AIM OF THE TASK —
Each record below is to be output with no change at all.

Data items —

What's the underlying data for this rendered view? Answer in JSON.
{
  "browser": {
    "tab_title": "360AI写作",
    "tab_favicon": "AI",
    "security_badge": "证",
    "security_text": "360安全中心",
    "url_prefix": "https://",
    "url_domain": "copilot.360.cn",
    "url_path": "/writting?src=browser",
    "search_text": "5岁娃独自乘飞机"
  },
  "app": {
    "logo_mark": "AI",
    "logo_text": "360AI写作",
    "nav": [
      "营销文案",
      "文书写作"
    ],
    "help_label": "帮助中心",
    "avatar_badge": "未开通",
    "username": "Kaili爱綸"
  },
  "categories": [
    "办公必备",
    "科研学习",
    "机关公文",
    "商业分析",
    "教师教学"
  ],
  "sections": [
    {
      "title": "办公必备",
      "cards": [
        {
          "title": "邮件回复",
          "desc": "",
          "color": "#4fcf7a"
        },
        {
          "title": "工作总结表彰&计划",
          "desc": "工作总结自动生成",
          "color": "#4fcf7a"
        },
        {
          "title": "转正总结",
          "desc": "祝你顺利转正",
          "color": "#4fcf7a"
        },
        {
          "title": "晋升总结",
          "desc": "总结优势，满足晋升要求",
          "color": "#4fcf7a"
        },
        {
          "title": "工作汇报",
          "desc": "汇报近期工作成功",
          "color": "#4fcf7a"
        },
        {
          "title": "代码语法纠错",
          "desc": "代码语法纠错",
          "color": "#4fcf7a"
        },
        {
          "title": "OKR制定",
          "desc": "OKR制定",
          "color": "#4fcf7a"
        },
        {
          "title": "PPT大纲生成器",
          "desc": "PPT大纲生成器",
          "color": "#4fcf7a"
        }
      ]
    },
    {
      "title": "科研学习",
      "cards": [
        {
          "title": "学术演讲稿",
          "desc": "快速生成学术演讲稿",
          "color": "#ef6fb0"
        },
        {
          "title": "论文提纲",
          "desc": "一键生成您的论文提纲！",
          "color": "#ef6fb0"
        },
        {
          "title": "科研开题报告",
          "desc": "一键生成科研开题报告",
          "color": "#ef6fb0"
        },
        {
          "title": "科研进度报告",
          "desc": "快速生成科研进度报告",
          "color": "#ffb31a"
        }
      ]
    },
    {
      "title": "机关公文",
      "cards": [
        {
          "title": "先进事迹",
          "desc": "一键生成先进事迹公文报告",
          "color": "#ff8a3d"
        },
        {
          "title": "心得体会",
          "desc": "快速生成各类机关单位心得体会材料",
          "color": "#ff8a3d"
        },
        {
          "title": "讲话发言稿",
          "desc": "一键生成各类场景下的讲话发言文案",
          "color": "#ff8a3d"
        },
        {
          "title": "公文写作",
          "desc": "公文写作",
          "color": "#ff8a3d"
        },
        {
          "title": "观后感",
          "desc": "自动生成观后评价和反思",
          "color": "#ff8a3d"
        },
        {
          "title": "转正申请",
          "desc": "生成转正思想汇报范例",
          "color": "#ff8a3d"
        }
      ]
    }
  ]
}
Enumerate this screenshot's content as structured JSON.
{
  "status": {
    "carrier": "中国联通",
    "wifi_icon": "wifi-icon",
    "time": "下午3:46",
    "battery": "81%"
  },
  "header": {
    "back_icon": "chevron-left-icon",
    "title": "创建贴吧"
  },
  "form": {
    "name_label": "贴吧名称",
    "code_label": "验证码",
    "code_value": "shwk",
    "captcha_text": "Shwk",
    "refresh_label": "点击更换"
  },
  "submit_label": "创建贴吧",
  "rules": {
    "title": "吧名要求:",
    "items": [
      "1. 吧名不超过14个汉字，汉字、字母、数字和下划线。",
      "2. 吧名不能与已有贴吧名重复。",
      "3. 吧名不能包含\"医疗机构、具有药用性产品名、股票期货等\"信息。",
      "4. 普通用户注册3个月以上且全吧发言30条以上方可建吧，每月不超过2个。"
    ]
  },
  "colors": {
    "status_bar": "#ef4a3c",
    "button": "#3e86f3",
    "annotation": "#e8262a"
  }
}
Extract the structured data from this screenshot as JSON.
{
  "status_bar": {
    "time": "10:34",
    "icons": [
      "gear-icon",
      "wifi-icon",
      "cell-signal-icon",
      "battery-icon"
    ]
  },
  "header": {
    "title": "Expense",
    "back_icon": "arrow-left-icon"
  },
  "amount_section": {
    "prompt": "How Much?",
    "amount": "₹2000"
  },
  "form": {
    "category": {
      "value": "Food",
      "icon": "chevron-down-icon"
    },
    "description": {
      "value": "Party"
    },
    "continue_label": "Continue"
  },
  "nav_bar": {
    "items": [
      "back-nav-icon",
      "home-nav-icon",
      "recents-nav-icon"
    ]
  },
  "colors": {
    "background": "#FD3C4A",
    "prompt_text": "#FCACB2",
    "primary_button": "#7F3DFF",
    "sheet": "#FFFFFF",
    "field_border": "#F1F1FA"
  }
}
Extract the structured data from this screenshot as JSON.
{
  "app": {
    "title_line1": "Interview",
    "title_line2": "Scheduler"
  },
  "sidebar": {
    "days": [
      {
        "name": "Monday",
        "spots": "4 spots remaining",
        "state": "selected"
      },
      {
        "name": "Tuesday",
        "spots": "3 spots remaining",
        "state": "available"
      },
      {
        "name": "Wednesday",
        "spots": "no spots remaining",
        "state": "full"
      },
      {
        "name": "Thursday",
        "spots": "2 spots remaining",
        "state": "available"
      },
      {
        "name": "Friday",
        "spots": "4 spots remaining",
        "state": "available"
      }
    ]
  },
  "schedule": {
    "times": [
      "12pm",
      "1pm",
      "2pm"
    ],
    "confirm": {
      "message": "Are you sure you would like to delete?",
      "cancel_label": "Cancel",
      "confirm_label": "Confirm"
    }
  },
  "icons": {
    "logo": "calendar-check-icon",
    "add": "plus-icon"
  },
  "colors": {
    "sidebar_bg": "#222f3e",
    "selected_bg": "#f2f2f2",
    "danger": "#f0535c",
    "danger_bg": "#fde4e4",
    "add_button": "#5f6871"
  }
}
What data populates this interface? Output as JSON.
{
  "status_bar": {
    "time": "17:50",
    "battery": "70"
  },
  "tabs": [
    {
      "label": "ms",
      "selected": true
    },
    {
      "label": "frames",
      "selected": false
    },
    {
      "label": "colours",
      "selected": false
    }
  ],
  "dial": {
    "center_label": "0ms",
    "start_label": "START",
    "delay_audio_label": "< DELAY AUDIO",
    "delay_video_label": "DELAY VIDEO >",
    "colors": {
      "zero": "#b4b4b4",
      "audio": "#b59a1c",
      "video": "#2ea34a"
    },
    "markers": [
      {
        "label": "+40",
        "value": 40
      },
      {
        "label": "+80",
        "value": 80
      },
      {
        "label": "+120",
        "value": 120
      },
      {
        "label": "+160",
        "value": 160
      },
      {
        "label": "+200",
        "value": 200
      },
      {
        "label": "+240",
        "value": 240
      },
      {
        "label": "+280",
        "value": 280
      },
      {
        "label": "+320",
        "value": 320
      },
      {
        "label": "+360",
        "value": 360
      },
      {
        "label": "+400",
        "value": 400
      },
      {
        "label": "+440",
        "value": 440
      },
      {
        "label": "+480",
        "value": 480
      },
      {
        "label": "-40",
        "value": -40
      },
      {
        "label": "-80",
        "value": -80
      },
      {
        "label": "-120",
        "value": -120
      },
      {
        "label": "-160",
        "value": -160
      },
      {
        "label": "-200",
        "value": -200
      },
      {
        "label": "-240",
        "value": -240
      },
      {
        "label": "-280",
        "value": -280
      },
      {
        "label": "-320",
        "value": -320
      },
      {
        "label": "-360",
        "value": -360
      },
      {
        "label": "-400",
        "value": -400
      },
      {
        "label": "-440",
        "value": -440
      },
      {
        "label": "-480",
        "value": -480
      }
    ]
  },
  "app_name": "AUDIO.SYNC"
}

FINISHED EXERCISE —
What's the underlying data for this rendered view? Answer in JSON.
{
  "browser": {
    "tab_title": "360AI写作",
    "tab_favicon": "AI",
    "security_badge": "证",
    "security_text": "360安全中心",
    "url_prefix": "https://",
    "url_domain": "copilot.360.cn",
    "url_path": "/writting?src=browser",
    "search_text": "5岁娃独自乘飞机"
  },
  "app": {
    "logo_mark": "AI",
    "logo_text": "360AI写作",
    "nav": [
      "营销文案",
      "文书写作"
    ],
    "help_label": "帮助中心",
    "avatar_badge": "未开通",
    "username": "Kaili爱綸"
  },
  "categories": [
    "办公必备",
    "科研学习",
    "机关公文",
    "商业分析",
    "教师教学"
  ],
  "sections": [
    {
      "title": "办公必备",
      "cards": [
        {
          "title": "邮件回复",
          "desc": "",
          "color": "#4fcf7a"
        },
        {
          "title": "工作总结表彰&计划",
          "desc": "工作总结自动生成",
          "color": "#4fcf7a"
        },
        {
          "title": "转正总结",
          "desc": "祝你顺利转正",
          "color": "#4fcf7a"
        },
        {
          "title": "晋升总结",
          "desc": "总结优势，满足晋升要求",
          "color": "#4fcf7a"
        },
        {
          "title": "工作汇报",
          "desc": "汇报近期工作成功",
          "color": "#4fcf7a"
        },
        {
          "title": "代码语法纠错",
          "desc": "代码语法纠错",
          "color": "#4fcf7a"
        },
        {
          "title": "OKR制定",
          "desc": "OKR制定",
          "color": "#4fcf7a"
        },
        {
          "title": "PPT大纲生成器",
          "desc": "PPT大纲生成器",
          "color": "#4fcf7a"
        }
      ]
    },
    {
      "title": "科研学习",
      "cards": [
        {
          "title": "学术演讲稿",
          "desc": "快速生成学术演讲稿",
          "color": "#ef6fb0"
        },
        {
          "title": "论文提纲",
          "desc": "一键生成您的论文提纲！",
          "color": "#ef6fb0"
        },
        {
          "title": "科研开题报告",
          "desc": "一键生成科研开题报告",
          "color": "#ef6fb0"
        },
        {
          "title": "科研进度报告",
          "desc": "快速生成科研进度报告",
          "color": "#ffb31a"
        }
      ]
    },
    {
      "title": "机关公文",
      "cards": [
        {
          "title": "先进事迹",
          "desc": "一键生成先进事迹公文报告",
          "color": "#ff8a3d"
        },
        {
          "title": "心得体会",
          "desc": "快速生成各类机关单位心得体会材料",
          "color": "#ff8a3d"
        },
        {
          "title": "讲话发言稿",
          "desc": "一键生成各类场景下的讲话发言文案",
          "color": "#ff8a3d"
        },
        {
          "title": "公文写作",
          "desc": "公文写作",
          "color": "#ff8a3d"
        },
        {
          "title": "观后感",
          "desc": "自动生成观后评价和反思",
          "color": "#ff8a3d"
        },
        {
          "title": "转正申请",
          "desc": "生成转正思想汇报范例",
          "color": "#ff8a3d"
        }
      ]
    }
  ]
}
Enumerate this screenshot's content as structured JSON.
{
  "status": {
    "carrier": "中国联通",
    "wifi_icon": "wifi-icon",
    "time": "下午3:46",
    "battery": "81%"
  },
  "header": {
    "back_icon": "chevron-left-icon",
    "title": "创建贴吧"
  },
  "form": {
    "name_label": "贴吧名称",
    "code_label": "验证码",
    "code_value": "shwk",
    "captcha_text": "Shwk",
    "refresh_label": "点击更换"
  },
  "submit_label": "创建贴吧",
  "rules": {
    "title": "吧名要求:",
    "items": [
      "1. 吧名不超过14个汉字，汉字、字母、数字和下划线。",
      "2. 吧名不能与已有贴吧名重复。",
      "3. 吧名不能包含\"医疗机构、具有药用性产品名、股票期货等\"信息。",
      "4. 普通用户注册3个月以上且全吧发言30条以上方可建吧，每月不超过2个。"
    ]
  },
  "colors": {
    "status_bar": "#ef4a3c",
    "button": "#3e86f3",
    "annotation": "#e8262a"
  }
}
Extract the structured data from this screenshot as JSON.
{
  "status_bar": {
    "time": "10:34",
    "icons": [
      "gear-icon",
      "wifi-icon",
      "cell-signal-icon",
      "battery-icon"
    ]
  },
  "header": {
    "title": "Expense",
    "back_icon": "arrow-left-icon"
  },
  "amount_section": {
    "prompt": "How Much?",
    "amount": "₹2000"
  },
  "form": {
    "category": {
      "value": "Food",
      "icon": "chevron-down-icon"
    },
    "description": {
      "value": "Party"
    },
    "continue_label": "Continue"
  },
  "nav_bar": {
    "items": [
      "back-nav-icon",
      "home-nav-icon",
      "recents-nav-icon"
    ]
  },
  "colors": {
    "background": "#FD3C4A",
    "prompt_text": "#FCACB2",
    "primary_button": "#7F3DFF",
    "sheet": "#FFFFFF",
    "field_border": "#F1F1FA"
  }
}
Extract the structured data from this screenshot as JSON.
{
  "app": {
    "title_line1": "Interview",
    "title_line2": "Scheduler"
  },
  "sidebar": {
    "days": [
      {
        "name": "Monday",
        "spots": "4 spots remaining",
        "state": "selected"
      },
      {
        "name": "Tuesday",
        "spots": "3 spots remaining",
        "state": "available"
      },
      {
        "name": "Wednesday",
        "spots": "no spots remaining",
        "state": "full"
      },
      {
        "name": "Thursday",
        "spots": "2 spots remaining",
        "state": "available"
      },
      {
        "name": "Friday",
        "spots": "4 spots remaining",
        "state": "available"
      }
    ]
  },
  "schedule": {
    "times": [
      "12pm",
      "1pm",
      "2pm"
    ],
    "confirm": {
      "message": "Are you sure you would like to delete?",
      "cancel_label": "Cancel",
      "confirm_label": "Confirm"
    }
  },
  "icons": {
    "logo": "calendar-check-icon",
    "add": "plus-icon"
  },
  "colors": {
    "sidebar_bg": "#222f3e",
    "selected_bg": "#f2f2f2",
    "danger": "#f0535c",
    "danger_bg": "#fde4e4",
    "add_button": "#5f6871"
  }
}
What data populates this interface? Output as JSON.
{
  "status_bar": {
    "time": "17:50",
    "battery": "70"
  },
  "tabs": [
    {
      "label": "ms",
      "selected": true
    },
    {
      "label": "frames",
      "selected": false
    },
    {
      "label": "colours",
      "selected": false
    }
  ],
  "dial": {
    "center_label": "0ms",
    "start_label": "START",
    "delay_audio_label": "< DELAY AUDIO",
    "delay_video_label": "DELAY VIDEO >",
    "colors": {
      "zero": "#b4b4b4",
      "audio": "#b59a1c",
      "video": "#2ea34a"
    },
    "markers": [
      {
        "label": "+40",
        "value": 40
      },
      {
        "label": "+80",
        "value": 80
      },
      {
        "label": "+120",
        "value": 120
      },
      {
        "label": "+160",
        "value": 160
      },
      {
        "label": "+200",
        "value": 200
      },
      {
        "label": "+240",
        "value": 240
      },
      {
        "label": "+280",
        "value": 280
      },
      {
        "label": "+320",
        "value": 320
      },
      {
        "label": "+360",
        "value": 360
      },
      {
        "label": "+400",
        "value": 400
      },
      {
        "label": "+440",
        "value": 440
      },
      {
        "label": "+480",
        "value": 480
      },
      {
        "label": "-40",
        "value": -40
      },
      {
        "label": "-80",
        "value": -80
      },
      {
        "label": "-120",
        "value": -120
      },
      {
        "label": "-160",
        "value": -160
      },
      {
        "label": "-200",
        "value": -200
      },
      {
        "label": "-240",
        "value": -240
      },
      {
        "label": "-280",
        "value": -280
      },
      {
        "label": "-320",
        "value": -320
      },
      {
        "label": "-360",
        "value": -360
      },
      {
        "label": "-400",
        "value": -400
      },
      {
        "label": "-440",
        "value": -440
      },
      {
        "label": "-480",
        "value": -480
      }
    ]
  },
  "app_name": "AUDIO.SYNC"
}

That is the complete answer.